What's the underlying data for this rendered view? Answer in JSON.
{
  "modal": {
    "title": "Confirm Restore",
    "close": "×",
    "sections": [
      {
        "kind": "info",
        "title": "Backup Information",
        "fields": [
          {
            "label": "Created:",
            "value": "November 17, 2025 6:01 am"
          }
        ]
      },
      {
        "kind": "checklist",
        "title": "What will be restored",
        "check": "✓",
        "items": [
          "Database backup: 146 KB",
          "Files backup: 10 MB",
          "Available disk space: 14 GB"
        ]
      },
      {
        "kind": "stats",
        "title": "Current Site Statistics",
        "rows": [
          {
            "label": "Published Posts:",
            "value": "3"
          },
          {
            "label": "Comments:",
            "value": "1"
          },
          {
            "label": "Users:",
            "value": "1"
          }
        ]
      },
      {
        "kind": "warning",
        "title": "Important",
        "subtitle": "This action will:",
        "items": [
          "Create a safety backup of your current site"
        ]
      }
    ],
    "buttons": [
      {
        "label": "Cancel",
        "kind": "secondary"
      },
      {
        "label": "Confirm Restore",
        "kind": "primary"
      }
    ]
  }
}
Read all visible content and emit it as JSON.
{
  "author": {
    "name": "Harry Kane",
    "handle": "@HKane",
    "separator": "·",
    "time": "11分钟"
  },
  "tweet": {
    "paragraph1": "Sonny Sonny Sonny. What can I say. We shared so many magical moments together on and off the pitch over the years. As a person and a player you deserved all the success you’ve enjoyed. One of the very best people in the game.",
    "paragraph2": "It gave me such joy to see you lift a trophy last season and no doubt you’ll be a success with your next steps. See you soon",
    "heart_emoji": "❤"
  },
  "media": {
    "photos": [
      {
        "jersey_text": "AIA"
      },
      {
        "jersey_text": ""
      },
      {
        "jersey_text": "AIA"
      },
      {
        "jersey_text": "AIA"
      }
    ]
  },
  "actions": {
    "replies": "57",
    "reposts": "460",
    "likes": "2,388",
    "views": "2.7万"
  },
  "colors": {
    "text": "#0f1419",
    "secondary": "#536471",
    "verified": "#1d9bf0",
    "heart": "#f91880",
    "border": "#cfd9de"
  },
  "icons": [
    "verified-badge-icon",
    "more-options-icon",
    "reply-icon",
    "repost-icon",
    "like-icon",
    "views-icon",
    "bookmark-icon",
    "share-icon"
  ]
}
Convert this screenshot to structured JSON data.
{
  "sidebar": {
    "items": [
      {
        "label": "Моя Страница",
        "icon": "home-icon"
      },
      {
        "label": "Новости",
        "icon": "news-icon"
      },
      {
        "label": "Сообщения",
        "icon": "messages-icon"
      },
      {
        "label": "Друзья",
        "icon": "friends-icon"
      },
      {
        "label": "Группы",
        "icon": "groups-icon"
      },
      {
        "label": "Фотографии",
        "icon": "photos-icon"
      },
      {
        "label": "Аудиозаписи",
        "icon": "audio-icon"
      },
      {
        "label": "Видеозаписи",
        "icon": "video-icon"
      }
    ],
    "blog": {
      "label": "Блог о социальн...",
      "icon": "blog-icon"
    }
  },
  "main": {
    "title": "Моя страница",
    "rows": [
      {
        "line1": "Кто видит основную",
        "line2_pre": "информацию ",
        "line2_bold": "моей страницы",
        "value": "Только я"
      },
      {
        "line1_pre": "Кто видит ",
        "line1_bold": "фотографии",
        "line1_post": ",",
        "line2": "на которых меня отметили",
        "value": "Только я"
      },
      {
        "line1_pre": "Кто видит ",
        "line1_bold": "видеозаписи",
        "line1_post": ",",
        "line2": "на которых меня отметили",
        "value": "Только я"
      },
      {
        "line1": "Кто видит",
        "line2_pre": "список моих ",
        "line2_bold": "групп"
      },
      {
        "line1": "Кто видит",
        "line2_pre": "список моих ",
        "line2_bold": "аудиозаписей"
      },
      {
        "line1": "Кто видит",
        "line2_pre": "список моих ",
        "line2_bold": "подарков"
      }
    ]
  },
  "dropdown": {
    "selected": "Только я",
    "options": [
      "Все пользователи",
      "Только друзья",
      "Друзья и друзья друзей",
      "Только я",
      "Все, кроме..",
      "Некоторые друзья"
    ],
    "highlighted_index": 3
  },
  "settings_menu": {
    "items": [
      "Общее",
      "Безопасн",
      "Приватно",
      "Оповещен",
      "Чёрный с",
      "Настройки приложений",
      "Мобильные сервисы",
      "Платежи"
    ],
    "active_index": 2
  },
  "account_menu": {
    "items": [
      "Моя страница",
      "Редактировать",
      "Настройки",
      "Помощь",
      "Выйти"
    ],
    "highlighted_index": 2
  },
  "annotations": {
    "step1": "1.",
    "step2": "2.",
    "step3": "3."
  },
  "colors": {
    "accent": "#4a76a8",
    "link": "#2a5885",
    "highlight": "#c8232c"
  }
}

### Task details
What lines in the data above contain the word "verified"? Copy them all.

### The answer
    "verified": "#1d9bf0",
    "verified-badge-icon",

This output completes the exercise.